Sunday, April 2, 2017

Acceptance, "Awareness," and Education

It's World Autism "Awareness" Day, and I want to talk about ableism in education. 

I come from multiple perspectives because I am Autistic, a parent of Autistic children, and a teacher of disabled and nondisabled students. So by trade I am considered a "special ed" teacher, though I dislike that phraseology. I want to talk about my colleagues though, and how "special ed" teachers see themselves and their students.

The unfortunate fact is that many "special ed" teachers see themselves as heroes simply for working with disabled children. They believe their job is to rescue these children from the fate of being disabled, rather than to support and accommodate. I see emails, shirts, initiatives by these teachers, proclaiming need for awareness, or talking of how the children "struggle every day." 

What they do not recognize is that the struggle is caused by lack of accommodation. Kids are told who they are and what they can do, and how they experience the world, is wrong. They are asked to do without accommodations, to learn to not need them. They assume we wish to not be disabled. That being disabled is inherently bad. It's not. Being disabled with appropriate accommodations is ok. It is not lesser.

So our approach is very different. I look for ways to accommodate. They try to fix. If a child does not walk, it is not my job to teach child to walk. It is my job to make sure places we go are wheelchair accessible. 

It causes trauma to these students. Kids clearly communicate, but teacher withholds in order to "teach" them. Kid cries out in pain as they are made to do things their disabled body is not meant to do. 

We need to flip the script. Look for how to support and accommodate needs. Not look for how to make child no longer have needs.


  1. Hey, newcomer here. Your blog seems interesting and I really want to read it, but because of my sensitivities the design of your blog hurts my eyes (it's not ugly by any mean though, and if it was just that I'd be able to deal with it). Since it's a blog that's in part about autism and therefore will be read by autistic people, it would be a good idea to change it.
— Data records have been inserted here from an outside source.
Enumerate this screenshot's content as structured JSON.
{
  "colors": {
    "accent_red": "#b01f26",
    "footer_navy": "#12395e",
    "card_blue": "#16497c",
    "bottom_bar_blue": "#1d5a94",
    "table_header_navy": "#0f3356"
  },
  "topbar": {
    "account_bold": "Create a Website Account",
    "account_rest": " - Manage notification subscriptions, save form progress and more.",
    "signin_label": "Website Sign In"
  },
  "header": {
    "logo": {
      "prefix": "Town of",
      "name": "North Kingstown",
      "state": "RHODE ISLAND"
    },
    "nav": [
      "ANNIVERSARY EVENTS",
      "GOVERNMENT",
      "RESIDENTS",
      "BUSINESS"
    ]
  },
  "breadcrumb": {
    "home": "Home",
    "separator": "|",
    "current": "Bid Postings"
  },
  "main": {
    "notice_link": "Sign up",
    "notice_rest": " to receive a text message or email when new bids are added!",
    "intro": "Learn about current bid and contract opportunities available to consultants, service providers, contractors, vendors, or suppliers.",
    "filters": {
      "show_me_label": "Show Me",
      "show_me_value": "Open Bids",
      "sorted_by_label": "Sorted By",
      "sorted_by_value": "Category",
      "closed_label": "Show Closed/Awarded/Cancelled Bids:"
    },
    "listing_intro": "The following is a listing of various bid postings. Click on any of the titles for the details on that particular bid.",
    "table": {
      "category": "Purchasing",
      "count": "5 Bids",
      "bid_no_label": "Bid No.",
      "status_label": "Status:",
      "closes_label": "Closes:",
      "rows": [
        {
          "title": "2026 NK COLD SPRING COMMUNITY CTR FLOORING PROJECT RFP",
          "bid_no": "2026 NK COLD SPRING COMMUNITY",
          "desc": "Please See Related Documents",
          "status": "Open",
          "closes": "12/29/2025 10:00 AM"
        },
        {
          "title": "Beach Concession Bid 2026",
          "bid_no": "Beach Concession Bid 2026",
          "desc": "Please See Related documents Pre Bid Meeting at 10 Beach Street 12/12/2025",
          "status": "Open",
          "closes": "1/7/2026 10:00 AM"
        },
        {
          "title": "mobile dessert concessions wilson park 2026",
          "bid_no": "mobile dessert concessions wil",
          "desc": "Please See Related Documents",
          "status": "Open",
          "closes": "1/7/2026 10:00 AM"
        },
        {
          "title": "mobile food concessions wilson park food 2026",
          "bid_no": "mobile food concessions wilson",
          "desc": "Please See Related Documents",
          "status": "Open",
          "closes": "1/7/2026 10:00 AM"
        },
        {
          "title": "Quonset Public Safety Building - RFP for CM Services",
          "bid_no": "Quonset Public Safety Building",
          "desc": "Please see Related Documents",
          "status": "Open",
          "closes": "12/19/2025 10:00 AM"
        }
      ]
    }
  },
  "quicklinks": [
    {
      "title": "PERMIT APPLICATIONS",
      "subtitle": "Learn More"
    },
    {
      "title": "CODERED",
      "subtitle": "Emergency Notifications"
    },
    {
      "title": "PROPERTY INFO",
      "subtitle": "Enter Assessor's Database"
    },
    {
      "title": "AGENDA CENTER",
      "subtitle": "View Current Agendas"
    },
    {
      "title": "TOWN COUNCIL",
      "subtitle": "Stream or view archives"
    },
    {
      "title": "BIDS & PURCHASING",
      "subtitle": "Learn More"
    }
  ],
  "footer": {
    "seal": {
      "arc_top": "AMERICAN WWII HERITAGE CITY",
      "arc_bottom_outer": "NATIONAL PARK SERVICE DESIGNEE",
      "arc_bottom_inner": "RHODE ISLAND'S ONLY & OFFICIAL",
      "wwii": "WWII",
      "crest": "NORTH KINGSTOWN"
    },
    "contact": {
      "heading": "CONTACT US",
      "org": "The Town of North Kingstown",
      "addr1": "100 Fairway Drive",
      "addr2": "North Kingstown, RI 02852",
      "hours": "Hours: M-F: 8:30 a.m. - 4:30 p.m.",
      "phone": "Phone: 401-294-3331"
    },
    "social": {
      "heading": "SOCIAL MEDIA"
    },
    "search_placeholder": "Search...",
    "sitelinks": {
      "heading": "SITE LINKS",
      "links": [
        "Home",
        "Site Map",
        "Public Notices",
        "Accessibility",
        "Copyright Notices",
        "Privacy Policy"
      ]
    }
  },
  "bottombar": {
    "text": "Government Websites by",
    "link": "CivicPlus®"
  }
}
    1. Hi, Thank you for your comment. I am not sure what you are referring to that hurts your eyes? I certainly don't want that to be the case. I think maybe it is the side colors? I will look into how I can change them. If you have more feedback for how to make it less difficult to read, I'm open to that.